Guest Column | November 7, 2017

Technology Companies Set To Disrupt Healthcare

By Alexander Myskiw, Business Development — Healthcare and Life Sciences, DataArt

Innovations Are Ready To Disrupt The Clinical Trial Process

Healthcare is struggling to utilize innovative technologies to improve population health, patient experience, outcomes, and data safety because hospitals are slow to adopt. Most hospitals are still trying to make sense of EHRs and have concerns such as interoperability and patient data safety.

The healthcare tech industry is projected to grow by 13.4 percent annually by 2020 and it looks like the top technology companies are noticing the market’s potential. Amazon, Google, Apple, and even Microsoft have started to enter the healthcare industry and have the financial resources, technology expertise yet only soft competition.

Let’s face it: Current technology companies in the industry will be facing an uphill battle once the giants of the tech world decide to tackle the healthcare and life sciences industries. The Fortune 500 top tech companies have the resources and capabilities to help the industry resolve its problems.

Apple and Amazon (Secret 1492 Lab) are planning to target EHRs and telemedicine and it is only a matter of time before they expand into every crevice of the industry. Google’s introduction into the industry, a company called Alphabet, is investing in companies like Calico, DeepMind, and Verily. Alphabet is already disrupting the industry with technologies like smart contact lenses (Verily and Alcon), an Artificial Intelligence (AI) with imagination (DeepMind), and even a drug that reverses brain damage and restores memories (Calico). These projects represent the efforts of only one technology giant and their two-year-old venture. Not bad! Now imagine an industry where Google, Apple, Microsoft, and Amazon strive to out-innovate each other creating technologies that improve customers’ health.

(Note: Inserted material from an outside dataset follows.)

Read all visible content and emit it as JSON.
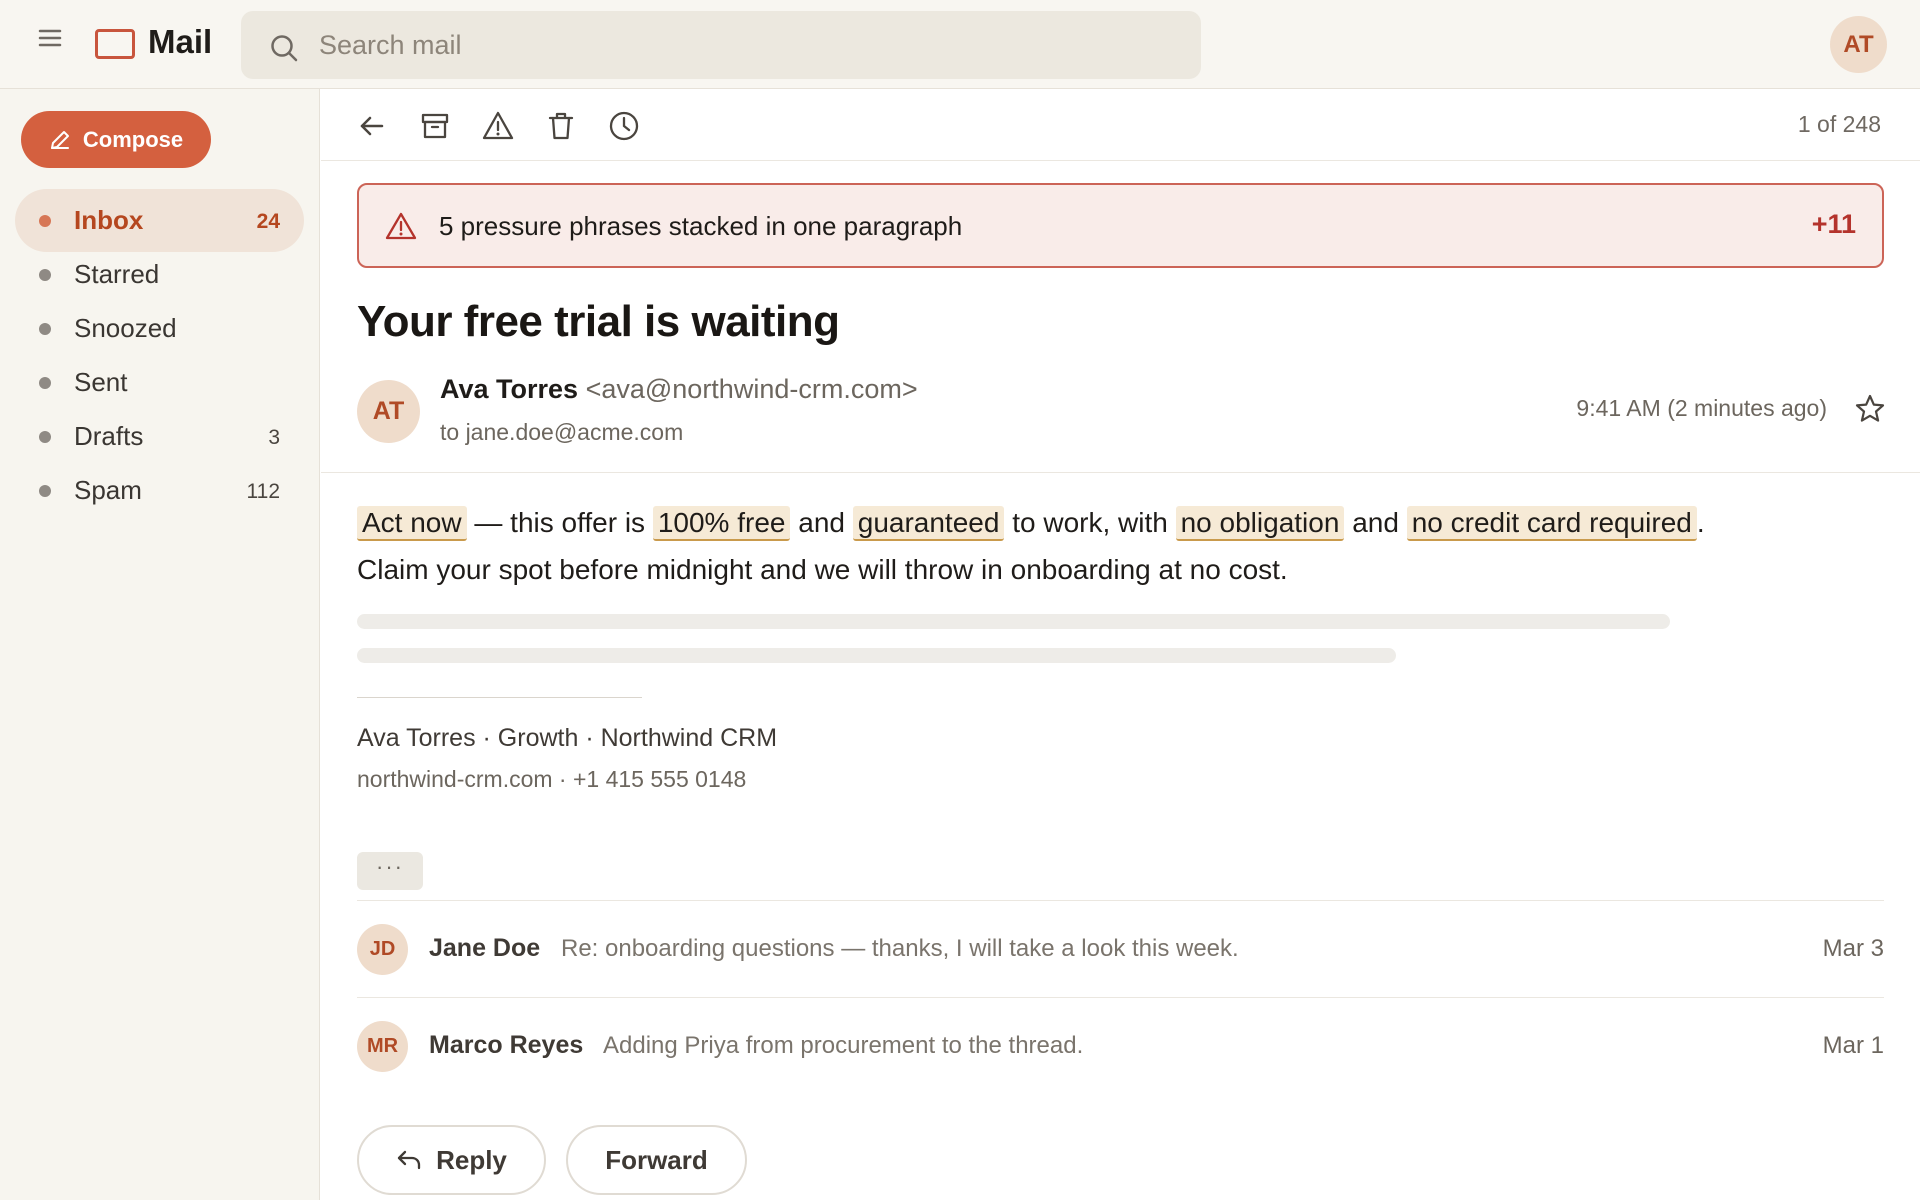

Improving population health is the main goal for the industry and EHRs were supposed to be the solution since the government started using them in the 1970’s. Almost 40 years later the Health Information Technology for Economic and Clinical Health Act (HITECH), part of the American Recovery and Reinvestment Act of 2009, was motivating healthcare providers to meet the “meaningful use” criteria. The rewards provided for meeting the criteria meant healthcare providers got paid for proper data entry. This had the effect of turning the medical professionals into data-entry specialists yet did little to ensure that data is effectively utilized.

EHRs are not there yet, however the community of data savvy medical professionals and the news that Amazon and Apple plan to focus on EHRs means that a simple, user friendly, safe and interoperable solution is coming. EHRs developed by the likes of Apple will allow medical professionals to focus more on the patient health and less on the data entry. The industry is in need of companies like Amazon and Google (who are leaders in collecting and analyzing customer data and using it to better serve them) to build an EHR that is easy to use, interoperable, and safe.

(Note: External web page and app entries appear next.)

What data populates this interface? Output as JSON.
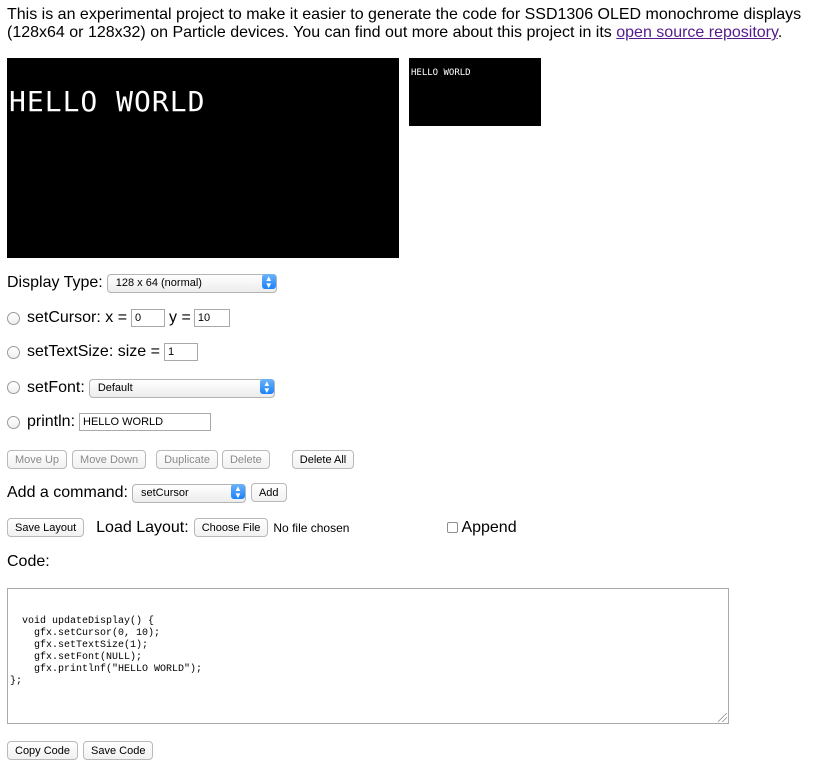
{
  "intro": {
    "text": "This is an experimental project to make it easier to generate the code for SSD1306 OLED monochrome displays (128x64 or 128x32) on Particle devices. You can find out more about this project in its ",
    "link_text": "open source repository",
    "suffix": "."
  },
  "preview": {
    "large_text": "HELLO WORLD",
    "small_text": "HELLO WORLD"
  },
  "display_type": {
    "label": "Display Type:",
    "selected": "128 x 64 (normal)"
  },
  "commands": [
    {
      "name": "setCursor",
      "label": "setCursor: x =",
      "x_value": "0",
      "y_label": "y =",
      "y_value": "10"
    },
    {
      "name": "setTextSize",
      "label": "setTextSize: size =",
      "value": "1"
    },
    {
      "name": "setFont",
      "label": "setFont:",
      "selected": "Default"
    },
    {
      "name": "println",
      "label": "println:",
      "value": "HELLO WORLD"
    }
  ],
  "edit_buttons": {
    "move_up": "Move Up",
    "move_down": "Move Down",
    "duplicate": "Duplicate",
    "delete": "Delete",
    "delete_all": "Delete All"
  },
  "add_command": {
    "label": "Add a command:",
    "selected": "setCursor",
    "button": "Add"
  },
  "layout": {
    "save_button": "Save Layout",
    "load_label": "Load Layout:",
    "choose_file_button": "Choose File",
    "no_file_text": "No file chosen",
    "append_label": "Append"
  },
  "code": {
    "label": "Code:",
    "content": "void updateDisplay() {\n    gfx.setCursor(0, 10);\n    gfx.setTextSize(1);\n    gfx.setFont(NULL);\n    gfx.printlnf(\"HELLO WORLD\");\n};",
    "copy_button": "Copy Code",
    "save_button": "Save Code"
  },
  "colors": {
    "link": "#551a8b",
    "oled_background": "#000000",
    "oled_pixel": "#ffffff",
    "select_arrow": "#1a82fb"
  }
}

The healthcare industry has always been slow to develop and the continuous debate on patient data safety and interoperability are perfect examples. What is astounding is that we currently have a technology — blockchain — which could make all patient data decentralized (interoperable), anonymous and safe, solving the two major issues within the industry. The technology is already successfully implemented in Estonia’s healthcare system and currently being utilized by DeepMind in their Verifiable Data Audit tool.

The fact that a secure data storage and transfer technology already exists but is not yet being adopted supports the idea that hospitals are slow to adopt and should focus on embracing current technologies rather than searching for the next innovation. Innovations like Artificial Intelligence, Nanotechnology, and robotics might be shiny new toys for the tech community, but they are years away from adoption. Instead, EHRs should be the focus and the foundation for improving population health outcomes and yet usually are just a place where data gets gathered rather than analyzed and turned into a real-time lifesaving decision support.

Hospitals and life sciences companies have resorted to outsourcing and have become complacent, developing acceptable rather than innovative solutions. For the population to truly benefit from an EHR, the user interface (UI) must be of high quality and the user experience (UX) must engage the target audience in the ecosystem of their health. Imagine an EHR that updates instantly, scores personal health using real-time statistics, provides doctors with real-time data and most importantly presents the user experience your health deserves.

Current healthcare technology companies will face a new bar, set to push industry competition to new heights. Where competition flourishes, innovation follows, weeding out the soft competitors and breeding innovators. Doctors need to be able to input patient data with ease, use real-time statistics to diagnose, and use daily wearables and telemedicine solutions to inform proposed treatments and provide preventative health suggestions. Let’s not forget about the current market players, who will need to beef up on R&D and prepare to innovate. Technologies that predict heart attacks, home diagnosis kits and even AI that helps post-stroke gait recovery are all thirsty for an EHR that can interpret the data, track and inform the patient on their progress, with just a swipe of a finger. The healthcare landscape is about to change drastically and the technology giants are going to lead the way.